Last week, I wrote about Jason Hickel’s romantic idea that people in the past “lived well” with little or no monetary income. I noted that prior to the Industrial Revolution, clothing was immensely expensive and uncomfortable. The cotton mills changed all that.
As a French historian noted in 1846, “Machine production…brings within the reach of the poor a world of useful objects, even luxurious and artistic objects, which they could never reach before.”
Today, I wish to turn to pollution. It is well known that industrialisation helped to pollute the environment, but that does not mean that air and water were clean before factories and mills came along! Compared to today, our ancestors had to endure horrific environmental conditions.

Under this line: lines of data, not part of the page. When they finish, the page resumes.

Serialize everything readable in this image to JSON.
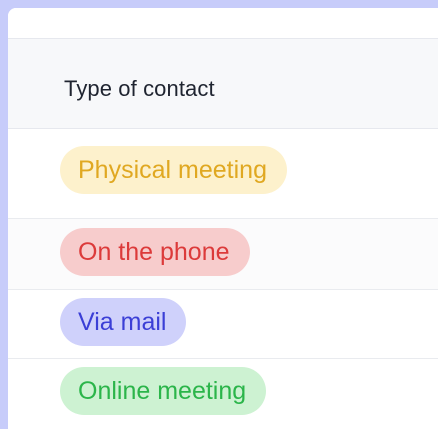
{
  "table": {
    "column_header": "Type of contact",
    "rows": [
      {
        "label": "Physical meeting",
        "color_bg": "#fdf1cc",
        "color_text": "#e0a821"
      },
      {
        "label": "On the phone",
        "color_bg": "#f7cccc",
        "color_text": "#dc3a3a"
      },
      {
        "label": "Via mail",
        "color_bg": "#cfd1fb",
        "color_text": "#3b3fd6"
      },
      {
        "label": "Online meeting",
        "color_bg": "#cdf2d2",
        "color_text": "#2bb54a"
      }
    ]
  }
}
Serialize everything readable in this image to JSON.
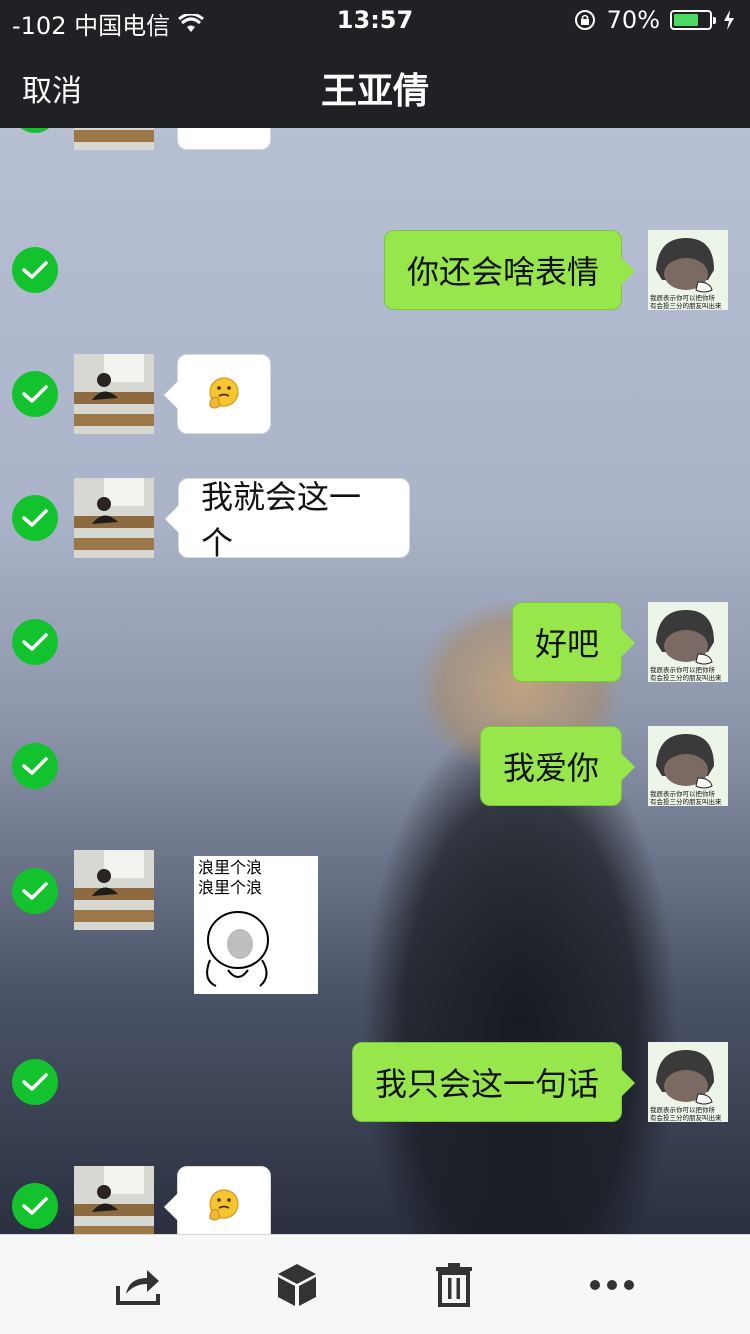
{
  "status_bar": {
    "carrier": "-102 中国电信",
    "time": "13:57",
    "battery_percent": "70%",
    "battery_level": 0.7,
    "icons": [
      "wifi-icon",
      "rotation-lock-icon",
      "battery-icon",
      "charging-icon"
    ]
  },
  "nav": {
    "cancel_label": "取消",
    "title": "王亚倩"
  },
  "colors": {
    "check": "#13c32e",
    "green_bubble": "#97e64c",
    "white_bubble": "#ffffff",
    "bar": "#202124"
  },
  "messages": [
    {
      "side": "left",
      "type": "emoji",
      "emoji": "🤔",
      "selected": true
    },
    {
      "side": "right",
      "type": "text",
      "text": "你还会啥表情",
      "selected": true
    },
    {
      "side": "left",
      "type": "emoji",
      "emoji": "🤔",
      "selected": true
    },
    {
      "side": "left",
      "type": "text",
      "text": "我就会这一个",
      "selected": true
    },
    {
      "side": "right",
      "type": "text",
      "text": "好吧",
      "selected": true
    },
    {
      "side": "right",
      "type": "text",
      "text": "我爱你",
      "selected": true
    },
    {
      "side": "left",
      "type": "sticker",
      "sticker_lines": [
        "浪里个浪",
        "浪里个浪"
      ],
      "selected": true
    },
    {
      "side": "right",
      "type": "text",
      "text": "我只会这一句话",
      "selected": true
    },
    {
      "side": "left",
      "type": "emoji",
      "emoji": "🤔",
      "selected": true
    }
  ],
  "avatar_right_caption": [
    "我辰表示你可以把你所",
    "有会投三分的朋友叫出来"
  ],
  "toolbar": {
    "items": [
      "share-icon",
      "favorite-box-icon",
      "delete-trash-icon",
      "more-icon"
    ]
  }
}
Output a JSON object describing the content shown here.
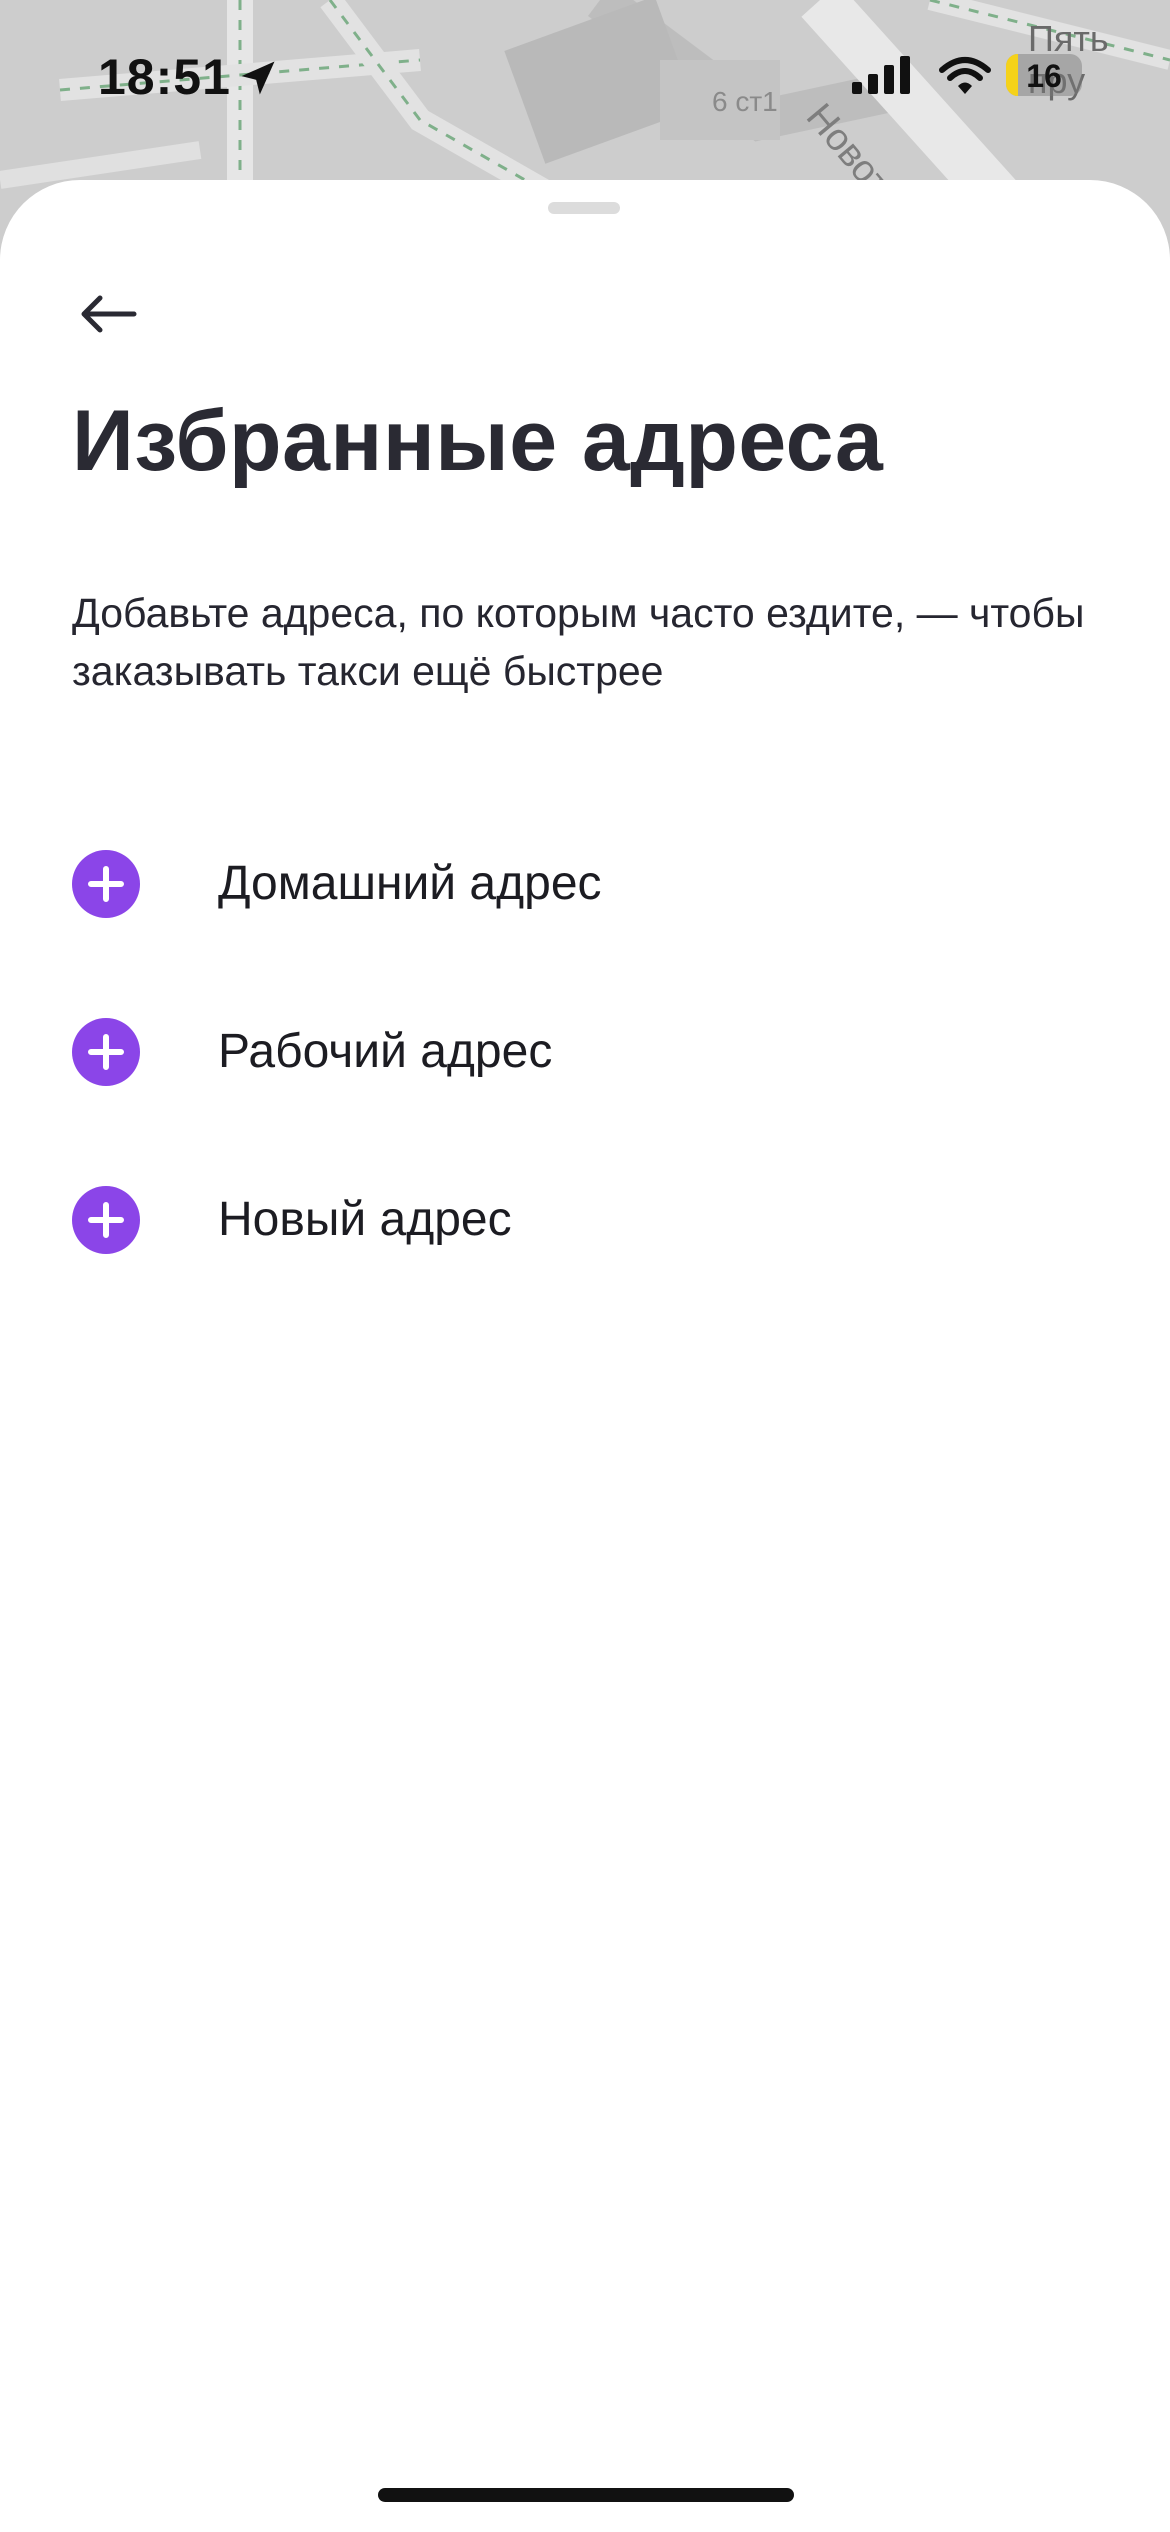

Let’s start with air quality. In the 17th century London, Claire Tomalin observed in Samuel Pepys: The Unequalled Self, “Every household burnt coal … The smoke from their chimneys made the air dark, covering every surface with sooty grime. There were days when a cloud of smoke half a mile high and twenty miles wide could be seen over the city … Londoners spat black.”
In a similar vein, Carlo Cipolla in his book Before the Industrial Revolution: European Society and Economy 1000-1700, quotes from the diary of British writer John Evelyn, who wrote in 1661: “In London we see people walk and converse pursued and haunted by that infernal smoake. The inhabitants breathe nothing but an impure and thick mist, accompanied by a fuliginous and filthy vapour … corrupting the lungs and disordering the entire habit of their bodies.”
The streets were just as dirty. John Harrington invented the toilet in 1596, but bathrooms remained rare luxuries two hundred years later. Chamber pots continued to be emptied into streets, turning them into sewers. To make matters worse, even large towns continued to engage in husbandry well into the 18th century. As Fernand Braudel noted in The Structures of Everyday Life, “Pigs were reared in freedom in the streets. And the streets were so dirty and muddy that they had to be crossed on stilts.”